The owner of the farm told us, “I don’t know if and when I will be able to restock my farm and how I will be able to support my family”. He expressed anger towards his life long neighbor for placing him in such a terrible economic position. Putting one’s or others’ livelihood and personal security at risk, evidently trumped the knowledge that culling the flocks was the right measure to contain further outbreaks of bird flu.
It became clear to us that there was no single technology that could solve these fundamentally human problems. Our challenge became clear: we needed to prioritize creating a local culture of innovation and collaboration over simply building technology tools.
Culture and Collaboration First, Technology Second
Meaningful collaboration is difficult at a local community level where incentives are often misaligned – as any agency which has worked in resource limited settings can attest.
We found very little by way of functional examples to guide us on best practices in this regard. New models for developing knowledge and skills of local talent to stimulate local innovation were desperately needed.
It became clear that in order to establish a local culture of innovation we needed to create a center where this could happen. The iLab SEA is our response to the critical gaps we identified. The unique environment was developed to serve the region by offering human-centered design and development of technologies that support local innovation and collaboration.
Setting Up iLab Southeast Asia
We imagined a structure that could serve as a neutral ground for multi-stake holder engagement in developing solutions to challenges being faced by local communities. We knew we had to hire staff who deeply understood the context, customs, language and local power dynamics that affected the targeted communities.
By combining their context appropriate knowledge with InSTEDD’s international support, we maximized this high impact combination to help solve local, national and regional challenges. InSTEDD would provide on-site technical training to help develop the skills and knowledge needed to design useful tools that would extend beyond the life of a single project. The iLab would commit to only developing tools that were high quality, low cost and scalable. We only build systems that do not require heavy investments in new hardware or software. We only work with partners who can provide regular feedback so we can improve future iterations.
Triple Bottom Line: Capacity, Impact, Sustainability
The iLab model is focused on a triple bottom line: building human capacity, creating social impact, and achieving financial sustainability. Balancing multiple bottom lines is challenging, but we are confident that a commitment to this is the best way towards realization of our vision.
Whether through the iLab SEA’s achievement in improving management of patients with TB or through the quicker detection and treatment of malaria infections or the development of national health facility registries, the lessons we’ve learned on this journey can and are being applied globally.
Beyond the impact of our projects, the iLab SEA team has grown into regional leaders in advancing technological innovation for social good. The team actively participates in community building activities such as regional BarCamps and Dev Camps as well as gives presentations at both regional and international conferences. (Click here to see Channe Suy’s presentation at TEDxPhnom Penh.)
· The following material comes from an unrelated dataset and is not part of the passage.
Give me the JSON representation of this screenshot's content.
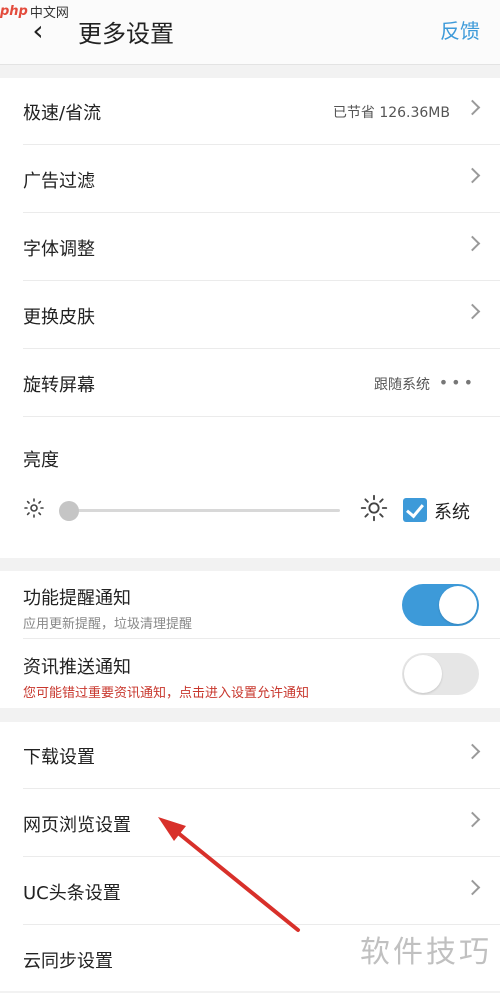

We have been privileged to participate in growing this idea and have invested in incubating the future leaders working at the intersection of technology and social impact. We believe we have demonstrated a practical way to honor the old maxim of “thinking globally while acting locally”.
Check out the new iLab Southeast Asia Website here: www.ilabsoutheastasia.org
This post was originally published as The iLab Southeast Asia: Filling the gap between what is needed and what works and is republished here with permission